By mid afternoon 12 - 14 foot sets rolled towards us and two of my friends bailed back to shore, to drive the ten kilometers to town for more energy fuel. Paddling further out to sea to meet the monsters, I sensed that maybe I should have gone with them; my tank was running low after eight hours of physical effort that was about to increase. Looking along the beach I could see another two surfers 800 metres away and my remaining friend was further inshore.
After several rides he indicated that he was spent and caught a ride back. That feeling again; not a fear of being alone; just a niggling at the back of your mind that something didn't fit. Dump it, focus on the waves, my conscious mind told me. By now, my friend was lying star-fished on the beach, probably asleep from salty tiredness, which is always masked by Adrenalin; until you STOP.
Have you survived a Life Threatening experience?
Can we transfer our conscious predominant thoughts?
Waiting for a new set of waves to arrive, I felt my right toes cramping, really cramping and I couldn't break the cramps. My spaghetti had run out. I decided that the best option was to try ignoring the pain, start paddling instead of sitting on my board. I quickly forgot the cramp in my right foot when my leg cramped in sympathy.
There is not a lot of time between wave sets when you are in storm surf and the first wave has arrived. Nose of the board down, deep breath, head down and push through straight into it, let it wash over you until you pop out behind the break. I'd done this 1000 times before, but never with cramp. I must catch the next wave to get back to shore.
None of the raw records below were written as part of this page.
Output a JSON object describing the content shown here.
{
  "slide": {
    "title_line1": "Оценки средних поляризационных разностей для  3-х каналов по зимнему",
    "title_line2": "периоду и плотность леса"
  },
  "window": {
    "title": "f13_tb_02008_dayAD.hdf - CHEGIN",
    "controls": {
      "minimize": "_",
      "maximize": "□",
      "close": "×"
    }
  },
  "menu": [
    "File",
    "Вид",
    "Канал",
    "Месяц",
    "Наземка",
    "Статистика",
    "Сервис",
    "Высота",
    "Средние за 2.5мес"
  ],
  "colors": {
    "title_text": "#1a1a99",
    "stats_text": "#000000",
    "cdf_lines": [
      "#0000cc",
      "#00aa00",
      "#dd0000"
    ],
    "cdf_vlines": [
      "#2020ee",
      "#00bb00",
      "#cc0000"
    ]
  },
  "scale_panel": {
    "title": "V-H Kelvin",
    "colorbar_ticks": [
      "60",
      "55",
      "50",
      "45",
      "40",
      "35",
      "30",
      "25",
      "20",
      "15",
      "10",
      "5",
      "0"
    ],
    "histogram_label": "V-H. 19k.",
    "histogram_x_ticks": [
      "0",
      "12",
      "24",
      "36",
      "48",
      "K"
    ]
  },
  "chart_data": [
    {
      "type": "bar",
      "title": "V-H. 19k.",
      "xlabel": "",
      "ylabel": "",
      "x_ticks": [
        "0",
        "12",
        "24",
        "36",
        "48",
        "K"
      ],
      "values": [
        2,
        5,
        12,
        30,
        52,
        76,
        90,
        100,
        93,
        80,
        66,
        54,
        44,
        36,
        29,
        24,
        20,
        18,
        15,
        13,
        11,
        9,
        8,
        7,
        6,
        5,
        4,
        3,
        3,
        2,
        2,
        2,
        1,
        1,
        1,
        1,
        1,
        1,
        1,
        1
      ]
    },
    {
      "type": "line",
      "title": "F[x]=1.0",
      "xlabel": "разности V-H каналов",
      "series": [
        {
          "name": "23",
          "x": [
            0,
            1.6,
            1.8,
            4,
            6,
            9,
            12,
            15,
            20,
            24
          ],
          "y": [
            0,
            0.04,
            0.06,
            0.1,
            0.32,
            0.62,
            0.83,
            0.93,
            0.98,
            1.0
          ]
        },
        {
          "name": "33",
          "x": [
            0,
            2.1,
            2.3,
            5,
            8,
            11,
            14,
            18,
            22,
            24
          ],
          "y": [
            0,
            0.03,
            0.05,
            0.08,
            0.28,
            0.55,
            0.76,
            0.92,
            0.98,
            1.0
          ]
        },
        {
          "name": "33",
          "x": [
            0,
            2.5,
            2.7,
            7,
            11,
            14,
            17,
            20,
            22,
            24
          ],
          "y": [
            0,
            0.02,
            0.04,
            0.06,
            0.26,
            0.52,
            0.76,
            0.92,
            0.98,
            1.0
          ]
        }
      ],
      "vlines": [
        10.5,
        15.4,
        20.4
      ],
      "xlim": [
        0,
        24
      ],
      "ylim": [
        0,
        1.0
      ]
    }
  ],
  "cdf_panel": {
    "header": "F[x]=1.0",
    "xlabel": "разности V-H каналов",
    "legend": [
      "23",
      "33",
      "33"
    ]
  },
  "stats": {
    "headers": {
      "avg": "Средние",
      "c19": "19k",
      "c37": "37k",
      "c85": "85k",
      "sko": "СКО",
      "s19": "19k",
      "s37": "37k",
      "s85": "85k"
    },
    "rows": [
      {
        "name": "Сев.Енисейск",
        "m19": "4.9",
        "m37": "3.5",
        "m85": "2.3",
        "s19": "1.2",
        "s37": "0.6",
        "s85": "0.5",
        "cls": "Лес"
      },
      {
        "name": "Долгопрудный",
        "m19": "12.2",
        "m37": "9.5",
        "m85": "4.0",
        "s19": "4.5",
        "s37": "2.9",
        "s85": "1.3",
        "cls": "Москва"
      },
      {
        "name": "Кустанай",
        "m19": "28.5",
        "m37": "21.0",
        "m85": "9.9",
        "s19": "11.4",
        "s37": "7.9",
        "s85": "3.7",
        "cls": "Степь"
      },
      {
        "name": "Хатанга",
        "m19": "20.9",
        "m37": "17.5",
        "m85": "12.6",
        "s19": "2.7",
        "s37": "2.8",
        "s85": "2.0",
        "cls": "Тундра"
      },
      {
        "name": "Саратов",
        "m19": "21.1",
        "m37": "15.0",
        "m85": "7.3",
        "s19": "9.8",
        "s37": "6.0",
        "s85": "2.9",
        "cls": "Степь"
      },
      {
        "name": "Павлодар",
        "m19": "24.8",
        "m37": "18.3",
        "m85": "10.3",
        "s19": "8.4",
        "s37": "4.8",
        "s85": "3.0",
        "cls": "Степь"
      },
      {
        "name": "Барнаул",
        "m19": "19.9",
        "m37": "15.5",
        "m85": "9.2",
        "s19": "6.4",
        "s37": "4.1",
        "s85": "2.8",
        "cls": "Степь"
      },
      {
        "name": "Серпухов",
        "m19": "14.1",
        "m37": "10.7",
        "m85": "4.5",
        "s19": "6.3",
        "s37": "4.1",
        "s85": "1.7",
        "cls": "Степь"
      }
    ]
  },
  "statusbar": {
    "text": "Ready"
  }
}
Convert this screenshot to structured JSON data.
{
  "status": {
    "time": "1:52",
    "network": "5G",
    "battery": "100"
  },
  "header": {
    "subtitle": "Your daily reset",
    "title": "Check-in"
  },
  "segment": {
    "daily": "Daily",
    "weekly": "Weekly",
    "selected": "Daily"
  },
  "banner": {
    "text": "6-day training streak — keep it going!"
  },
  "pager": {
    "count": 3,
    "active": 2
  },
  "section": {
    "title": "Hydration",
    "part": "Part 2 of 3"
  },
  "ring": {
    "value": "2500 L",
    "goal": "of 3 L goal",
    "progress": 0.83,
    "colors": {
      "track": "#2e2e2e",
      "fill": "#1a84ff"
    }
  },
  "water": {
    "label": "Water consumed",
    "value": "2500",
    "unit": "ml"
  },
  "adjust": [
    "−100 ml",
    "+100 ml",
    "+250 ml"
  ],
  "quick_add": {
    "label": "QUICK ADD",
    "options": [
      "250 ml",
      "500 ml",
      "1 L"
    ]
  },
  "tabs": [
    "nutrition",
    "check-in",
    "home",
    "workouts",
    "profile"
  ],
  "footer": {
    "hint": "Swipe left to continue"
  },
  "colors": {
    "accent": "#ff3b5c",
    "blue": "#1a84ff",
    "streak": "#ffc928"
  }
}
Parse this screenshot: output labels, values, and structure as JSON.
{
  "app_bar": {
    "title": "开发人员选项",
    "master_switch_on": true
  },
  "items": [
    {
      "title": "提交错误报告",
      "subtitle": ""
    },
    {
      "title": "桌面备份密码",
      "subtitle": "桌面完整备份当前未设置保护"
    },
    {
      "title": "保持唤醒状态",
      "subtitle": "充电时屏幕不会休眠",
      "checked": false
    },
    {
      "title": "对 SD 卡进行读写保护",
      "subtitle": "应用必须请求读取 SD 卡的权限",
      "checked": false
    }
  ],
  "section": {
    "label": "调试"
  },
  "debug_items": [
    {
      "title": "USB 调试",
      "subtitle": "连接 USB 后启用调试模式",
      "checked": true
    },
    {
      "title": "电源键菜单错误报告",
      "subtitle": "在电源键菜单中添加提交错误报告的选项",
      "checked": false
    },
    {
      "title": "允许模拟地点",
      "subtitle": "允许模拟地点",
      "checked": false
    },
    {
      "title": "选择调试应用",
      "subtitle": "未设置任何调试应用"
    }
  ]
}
Turn and paddle until the wave starts to carry you, where is the break going to be, where will I drop in, ok I know this wave, weight forward on the board, let's go. Wooo.. this is big wave, on your feet fast, drop, bottom turn, climb, reentry, stall and enjoy the curl. Hang on; I'm thinking ahead, my right leg isn't working! Too Late. In my very best impression of a dying swan, I dropped in a free-fall down the face of the 12 foot breaking wave. Smash, best describes the moment of input.
Its called 'over the falls' for good reason; you get to find out what your washing feels like in a washing machine and how much a wave weighs at the same time. Tons of water turns you inside out in a mass of bubbles and pressure. You go with it, tumbling over and over, don't fight or panic; the wave will pass and you will get to the surface for air. No problem; push up to the surface, grab a breath and your board and start paddling again. SMASH came the next wave and down again, over and over in the turbulence, I need more air....
What happened Next?
This is a story about Intuition. How acute is Your intuition right now? Consider the situation described above. Visualize yourself as the surfer: How did you deal with a situation like this? Feel the wave holding you down and your helplessness as you are tumbled. Clearly, this is not the end of this story; it continues in the third part of Intuition; the ending will surprise you.
Before you complete the story; Please Try this exercise: From the clues in the story guess the ending of this story. Use your powers of logic and intuition: Test yourself if you dare. Good Luck. This is a True Story.... The ending merits its own story. But perhaps you know that already.
© Copyright 2009 - 2013 Pearldiver - Art of the Diver with all rights reserved.
If you have enjoyed this story, please follow the link below to the last part of this story.
Intuition Part Three
- Intuition: Unexpected Endings. - (Part Three)
Northland's Te Ari Point, was an uninhabited, white sandy beach on the east coast of New Zealand. It was a place that you knew you wouldn't see many others; perhaps a few Dolphins which seemed to enjoy...